"Marge, I Hate Ted Koppel"*

"No, wait a minute.. I find him witty and informative":

We need mandatory clarity and transparency; not just with regard to the services that these miracles of microchip and satellite technology offer but also the degree to which companies share and exchange their harvest of private data.

We cannot even begin to control the growing army of businesses and industries that monitor what we buy, what we watch on television, where we drive, the debts we pay or fail to pay, our marriages and divorces, our litigations, our health and tax records and all else that may or may not yet exist on some computer tape, if we don't fully understand everything we're signing up for when we avail ourselves of one of these services.

This after an introductory slap at the PATRIOT Act. You know, Ted, I don't really share Homer Simpson's retraction that I quoted in my intro -- I'm not really a fan of yours, on the grounds that you brownnose Henry Kissinger and you subjected me one too many times to the ravings of Cal Thomas -- but you make perfect sense here.

Even though "privacy" is a constitutionally implicit rather than explicit right, I have no doubt as to the attitude of even the conservative Founders to the various technological assaults on it which are so flagrant today. And, really, there used to be a time conservatives and libertarians actually gave a shit about this sort of thing. No more.
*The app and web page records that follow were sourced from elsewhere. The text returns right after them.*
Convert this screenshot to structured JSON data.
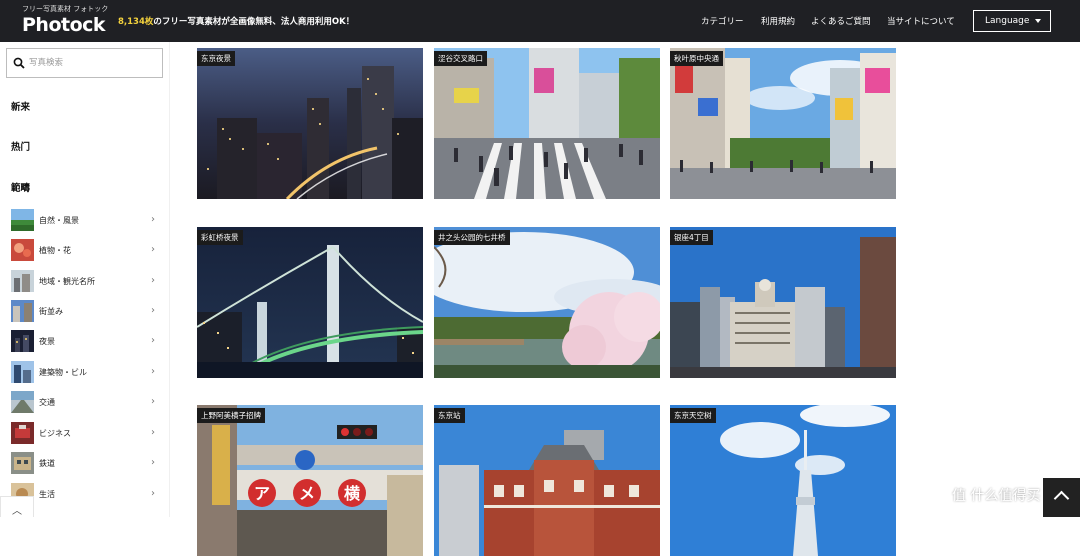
{
  "header": {
    "logo_sub": "フリー写真素材 フォトック",
    "logo_main": "Photock",
    "tagline_count": "8,134枚",
    "tagline_rest": "のフリー写真素材が全画像無料、法人商用利用OK！",
    "nav": [
      "カテゴリー",
      "利用規約",
      "よくあるご質問",
      "当サイトについて"
    ],
    "language_label": "Language"
  },
  "sidebar": {
    "search_placeholder": "写真検索",
    "section_new": "新来",
    "section_popular": "热门",
    "section_category": "範疇",
    "categories": [
      {
        "label": "自然・風景",
        "icon": "nature-thumb"
      },
      {
        "label": "植物・花",
        "icon": "flower-thumb"
      },
      {
        "label": "地域・観光名所",
        "icon": "landmark-thumb"
      },
      {
        "label": "街並み",
        "icon": "street-thumb"
      },
      {
        "label": "夜景",
        "icon": "night-thumb"
      },
      {
        "label": "建築物・ビル",
        "icon": "building-thumb"
      },
      {
        "label": "交通",
        "icon": "traffic-thumb"
      },
      {
        "label": "ビジネス",
        "icon": "business-thumb"
      },
      {
        "label": "鉄道",
        "icon": "railway-thumb"
      },
      {
        "label": "生活",
        "icon": "life-thumb"
      }
    ]
  },
  "photos": [
    {
      "label": "东京夜景"
    },
    {
      "label": "涩谷交叉路口"
    },
    {
      "label": "秋叶原中央通"
    },
    {
      "label": "彩虹桥夜景"
    },
    {
      "label": "井之头公园的七井桥"
    },
    {
      "label": "银座4丁目"
    },
    {
      "label": "上野阿美横子招牌"
    },
    {
      "label": "东京站"
    },
    {
      "label": "东京天空树"
    }
  ],
  "watermark": "值 什么值得买",
  "colors": {
    "header_bg": "#1f2024",
    "accent_yellow": "#f4d23d"
  }
}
The conservatives and conservatarians of course toe the current party line on privacy; but there are always partisan hacks. What happened to the libertarians? Technophilia, I suspect, is a part of it as is so often the case. Also, the Chamber of Commerce mentality is hard to overcome. They do, indeed, worry about privacy and most consistent libertarians are against the PATRIOT Act, and they deserve credit for that. But when it comes to private snooping, they are ..yes, laissez-faire. They finesse the philosophical question by insisting that such information is given voluntarily. Yet it is not, often because the companies don't inform customers of their information gathering and sharing activities. This is Koppel's point, and it's a good one. But it should be taken further.
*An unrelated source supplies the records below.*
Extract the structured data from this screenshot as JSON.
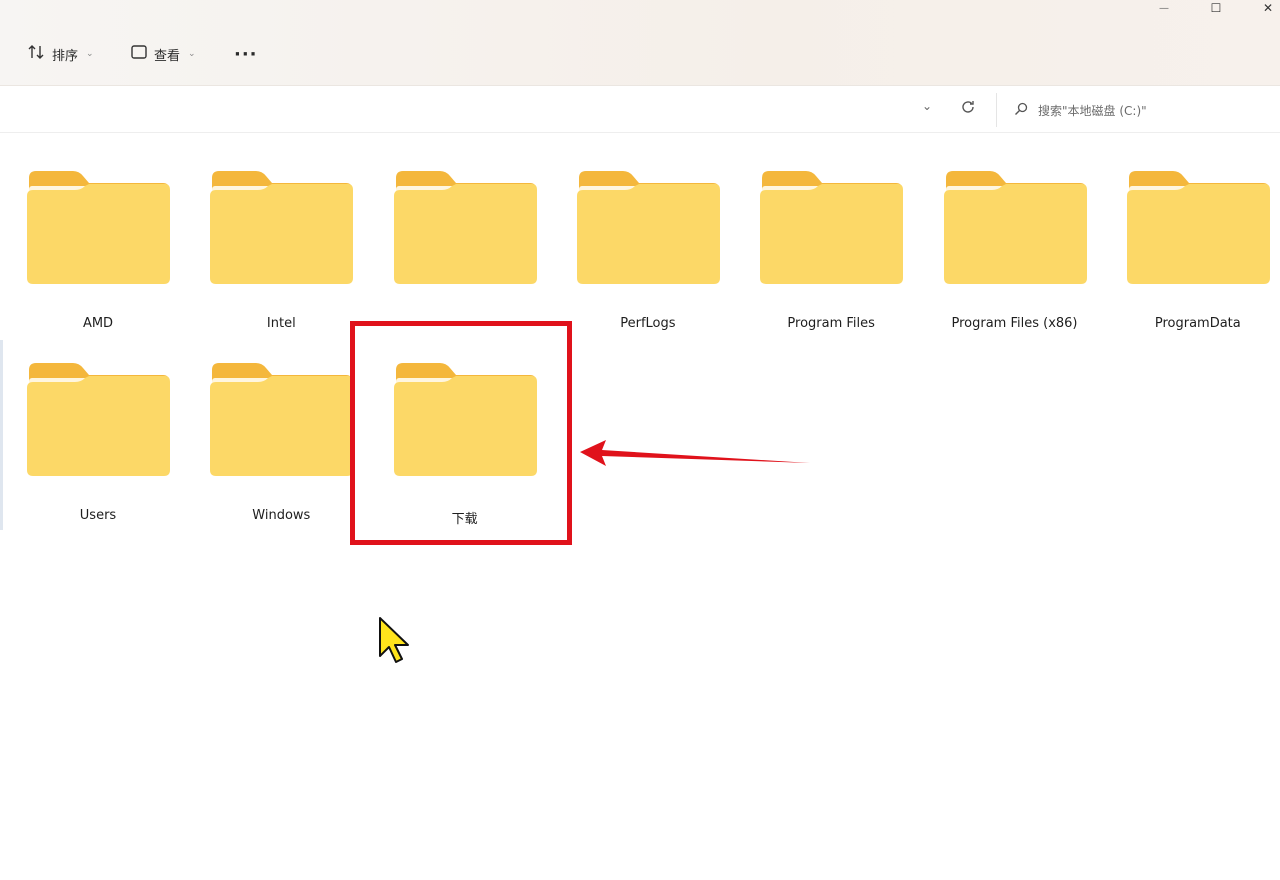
{
  "toolbar": {
    "sort_label": "排序",
    "view_label": "查看",
    "more_label": "···"
  },
  "window_controls": {
    "minimize": "—",
    "maximize": "☐",
    "close": "✕"
  },
  "address_bar": {
    "search_placeholder": "搜索\"本地磁盘 (C:)\""
  },
  "folders": [
    {
      "name": "AMD"
    },
    {
      "name": "Intel"
    },
    {
      "name": ""
    },
    {
      "name": "PerfLogs"
    },
    {
      "name": "Program Files"
    },
    {
      "name": "Program Files (x86)"
    },
    {
      "name": "ProgramData"
    },
    {
      "name": "Users"
    },
    {
      "name": "Windows"
    },
    {
      "name": "下载"
    }
  ],
  "colors": {
    "folder_back": "#f4b73c",
    "folder_front": "#fcd867",
    "highlight": "#e0121b",
    "cursor": "#ffe31c"
  }
}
I posit that it is a bad thing for such information to be gathered under any circumstances. It can be lost or stolen, as Koppel says. But more importantly, it can always in theory be seized by the government, a propect that becomes more likely when we have a fascist in office (to be fair, put in place by a man I suspect most small-L libertarians voted for) like Ashcroft and Gonzales.

The other argument against private information-gathering is that often, and increasingly, there is not a choice to whether accept it. Libertarians I argue with love to deny it, but there is a such thing as structural coercion. By the design of capital, we are becoming evermore a cashless economy. Hence, credit and debit cards and electronic records. Koppel mentions trackable tollbooth passes. He mentions that they are more convenient, which is true, but he doesn't mention that they are also cheaper, at least in my experience. What is a person to do who must commute? What if you have an emergency and must rent a car? Gotta have a credit card for that. At the bank downstairs, one cannot cash a check or open an account without a fingerprint. These are but examples.